[[ Material to process, beginning ]]

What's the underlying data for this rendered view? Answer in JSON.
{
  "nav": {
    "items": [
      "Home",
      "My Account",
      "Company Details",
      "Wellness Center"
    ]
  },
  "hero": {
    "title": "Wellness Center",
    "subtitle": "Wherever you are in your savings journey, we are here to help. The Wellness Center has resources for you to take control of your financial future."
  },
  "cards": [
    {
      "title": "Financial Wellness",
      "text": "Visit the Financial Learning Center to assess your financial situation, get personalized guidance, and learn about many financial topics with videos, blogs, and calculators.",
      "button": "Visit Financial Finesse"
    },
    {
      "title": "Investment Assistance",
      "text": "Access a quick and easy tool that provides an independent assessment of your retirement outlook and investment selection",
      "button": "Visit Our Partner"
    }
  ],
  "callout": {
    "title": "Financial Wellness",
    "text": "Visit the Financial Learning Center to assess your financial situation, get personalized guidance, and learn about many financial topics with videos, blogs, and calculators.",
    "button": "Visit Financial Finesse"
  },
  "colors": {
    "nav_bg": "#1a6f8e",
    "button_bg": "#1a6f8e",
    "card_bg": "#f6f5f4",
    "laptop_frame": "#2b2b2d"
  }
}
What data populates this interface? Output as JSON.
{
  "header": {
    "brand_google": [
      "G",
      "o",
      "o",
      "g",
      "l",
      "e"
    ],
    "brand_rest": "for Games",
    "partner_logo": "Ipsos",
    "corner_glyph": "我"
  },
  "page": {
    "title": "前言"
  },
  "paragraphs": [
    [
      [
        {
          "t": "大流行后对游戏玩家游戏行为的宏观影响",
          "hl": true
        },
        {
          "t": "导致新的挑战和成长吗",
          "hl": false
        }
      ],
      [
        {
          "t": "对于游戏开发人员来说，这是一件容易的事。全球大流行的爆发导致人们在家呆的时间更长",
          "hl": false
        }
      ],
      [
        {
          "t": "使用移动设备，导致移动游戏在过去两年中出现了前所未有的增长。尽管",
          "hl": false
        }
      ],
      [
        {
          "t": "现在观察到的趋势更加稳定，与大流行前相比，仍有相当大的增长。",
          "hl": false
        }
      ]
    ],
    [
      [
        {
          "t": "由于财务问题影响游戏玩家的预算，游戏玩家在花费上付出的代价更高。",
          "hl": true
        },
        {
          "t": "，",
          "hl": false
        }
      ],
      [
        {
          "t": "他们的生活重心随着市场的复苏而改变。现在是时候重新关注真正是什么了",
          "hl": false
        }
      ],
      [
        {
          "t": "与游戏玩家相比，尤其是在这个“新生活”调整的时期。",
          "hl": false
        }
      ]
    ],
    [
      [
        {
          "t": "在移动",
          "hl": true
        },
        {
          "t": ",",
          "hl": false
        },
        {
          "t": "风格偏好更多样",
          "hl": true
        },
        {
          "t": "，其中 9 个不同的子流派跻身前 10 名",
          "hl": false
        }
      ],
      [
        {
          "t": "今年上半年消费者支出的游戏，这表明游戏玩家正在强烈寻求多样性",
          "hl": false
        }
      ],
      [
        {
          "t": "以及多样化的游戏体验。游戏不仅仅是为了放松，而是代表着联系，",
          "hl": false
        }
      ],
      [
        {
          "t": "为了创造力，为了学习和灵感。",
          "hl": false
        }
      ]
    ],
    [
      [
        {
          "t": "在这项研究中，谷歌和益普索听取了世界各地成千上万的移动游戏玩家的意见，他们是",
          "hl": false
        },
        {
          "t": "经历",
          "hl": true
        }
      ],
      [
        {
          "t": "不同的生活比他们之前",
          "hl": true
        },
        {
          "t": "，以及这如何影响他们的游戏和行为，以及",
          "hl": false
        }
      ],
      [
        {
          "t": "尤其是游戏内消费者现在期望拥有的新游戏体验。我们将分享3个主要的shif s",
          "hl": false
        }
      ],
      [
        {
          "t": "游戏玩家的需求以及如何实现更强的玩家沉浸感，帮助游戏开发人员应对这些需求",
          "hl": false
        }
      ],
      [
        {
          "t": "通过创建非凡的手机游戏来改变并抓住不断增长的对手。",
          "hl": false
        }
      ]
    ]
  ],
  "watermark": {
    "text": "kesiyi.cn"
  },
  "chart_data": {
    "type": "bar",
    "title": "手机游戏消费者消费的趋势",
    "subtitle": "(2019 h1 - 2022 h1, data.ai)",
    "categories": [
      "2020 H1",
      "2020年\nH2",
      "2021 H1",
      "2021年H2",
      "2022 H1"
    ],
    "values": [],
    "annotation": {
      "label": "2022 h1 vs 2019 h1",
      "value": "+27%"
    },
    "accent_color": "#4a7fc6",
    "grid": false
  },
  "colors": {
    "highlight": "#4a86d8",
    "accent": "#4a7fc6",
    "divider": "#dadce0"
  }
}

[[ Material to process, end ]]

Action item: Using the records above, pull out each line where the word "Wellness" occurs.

The completed task:
      "Wellness Center"
    "title": "Wellness Center",
    "subtitle": "Wherever you are in your savings journey, we are here to help. The Wellness Center has resources for you to take control of your financial future."
      "title": "Financial Wellness",
    "title": "Financial Wellness",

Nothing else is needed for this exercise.